Winter 2012: "Popular Visual Culture in Medieval and EM Japan and Europe"

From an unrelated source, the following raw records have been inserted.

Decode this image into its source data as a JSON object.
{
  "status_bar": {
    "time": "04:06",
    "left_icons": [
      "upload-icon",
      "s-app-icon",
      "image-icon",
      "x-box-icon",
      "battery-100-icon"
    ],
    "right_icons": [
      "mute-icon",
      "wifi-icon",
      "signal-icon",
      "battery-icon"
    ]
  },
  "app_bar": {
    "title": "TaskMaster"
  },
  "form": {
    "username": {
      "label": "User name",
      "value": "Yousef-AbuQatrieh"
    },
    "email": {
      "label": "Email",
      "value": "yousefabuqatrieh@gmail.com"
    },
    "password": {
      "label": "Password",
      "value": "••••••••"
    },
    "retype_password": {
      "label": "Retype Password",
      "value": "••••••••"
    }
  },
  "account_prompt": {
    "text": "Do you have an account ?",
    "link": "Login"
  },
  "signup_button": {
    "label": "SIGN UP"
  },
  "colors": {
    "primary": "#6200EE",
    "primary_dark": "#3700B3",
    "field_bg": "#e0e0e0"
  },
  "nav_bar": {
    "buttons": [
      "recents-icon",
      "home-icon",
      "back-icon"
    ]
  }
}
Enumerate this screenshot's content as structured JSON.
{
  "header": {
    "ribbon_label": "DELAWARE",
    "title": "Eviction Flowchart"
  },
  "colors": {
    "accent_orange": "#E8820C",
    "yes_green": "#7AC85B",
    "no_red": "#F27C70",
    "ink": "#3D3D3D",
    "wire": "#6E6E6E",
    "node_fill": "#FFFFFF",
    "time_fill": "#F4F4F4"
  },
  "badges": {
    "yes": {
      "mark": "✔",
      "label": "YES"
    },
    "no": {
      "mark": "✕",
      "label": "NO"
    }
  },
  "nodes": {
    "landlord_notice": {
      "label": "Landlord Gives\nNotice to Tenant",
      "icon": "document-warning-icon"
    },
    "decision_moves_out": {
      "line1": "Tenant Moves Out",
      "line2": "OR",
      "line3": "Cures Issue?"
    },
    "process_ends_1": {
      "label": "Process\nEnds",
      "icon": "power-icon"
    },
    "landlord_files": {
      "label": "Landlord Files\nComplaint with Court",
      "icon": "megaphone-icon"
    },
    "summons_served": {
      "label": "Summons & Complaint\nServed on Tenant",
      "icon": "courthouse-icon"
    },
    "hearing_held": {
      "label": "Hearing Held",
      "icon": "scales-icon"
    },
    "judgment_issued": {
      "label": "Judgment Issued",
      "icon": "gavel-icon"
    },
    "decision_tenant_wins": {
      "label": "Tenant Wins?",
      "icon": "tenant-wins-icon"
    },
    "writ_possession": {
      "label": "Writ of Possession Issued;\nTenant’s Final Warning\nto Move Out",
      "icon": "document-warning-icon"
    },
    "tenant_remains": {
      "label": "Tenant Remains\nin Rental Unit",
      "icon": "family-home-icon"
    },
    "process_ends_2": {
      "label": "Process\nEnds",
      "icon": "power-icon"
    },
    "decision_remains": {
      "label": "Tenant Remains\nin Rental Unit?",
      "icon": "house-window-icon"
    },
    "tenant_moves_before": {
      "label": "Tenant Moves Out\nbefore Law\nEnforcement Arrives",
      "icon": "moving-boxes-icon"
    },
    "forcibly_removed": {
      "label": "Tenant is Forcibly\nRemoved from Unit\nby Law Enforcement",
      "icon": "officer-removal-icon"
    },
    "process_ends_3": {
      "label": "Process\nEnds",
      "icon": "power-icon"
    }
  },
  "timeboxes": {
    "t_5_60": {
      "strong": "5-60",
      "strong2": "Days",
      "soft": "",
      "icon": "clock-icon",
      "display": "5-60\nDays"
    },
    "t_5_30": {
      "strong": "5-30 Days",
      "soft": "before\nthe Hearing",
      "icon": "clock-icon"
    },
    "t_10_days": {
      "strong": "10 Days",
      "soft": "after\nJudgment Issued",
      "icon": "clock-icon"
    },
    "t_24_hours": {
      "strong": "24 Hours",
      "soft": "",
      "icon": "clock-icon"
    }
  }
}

In this seminar, we will utilize a comparative perspective in considering the role of the visual arts within popular religion in Europe and Japan during the Medieval and Early Modern periods. We will interrogate categories of “art” and “popular religion” in relation to specific cultural and theoretical discourses, both historical and modern. We will pay special attention to how period texts and images associate popular religious practices with superstition, ignorance, misbehavior, rusticity, and the transgression of orthodox belief. In studies of various cultures, “popular religion” is often understood as a binary term with diverse and contradictory associations: extra-liturgical, traditional, indigenous, subaltern, mass, etc. Art historians of both East Asia and Europe have tended to conceive of popular religious art in terms of a “high-low” binary dependent on a quality criterion, rather than on socioeconomic, cultural, and historical considerations. Popular religious art is thus characterized as evincing little skill, a lack of expressive power, misinterpretation of orthodox beliefs, cheap manufacture, and the utilization of mechanical reproduction. This criterion of quality often leads to the designation as “popular” objects that were, in fact, historically situated within elite, learned, and dominant cultural spheres. Our class will challenge these categories and consider more fruitful and historically accurate ways to understand visual culture that often has been left out of the purview of art history.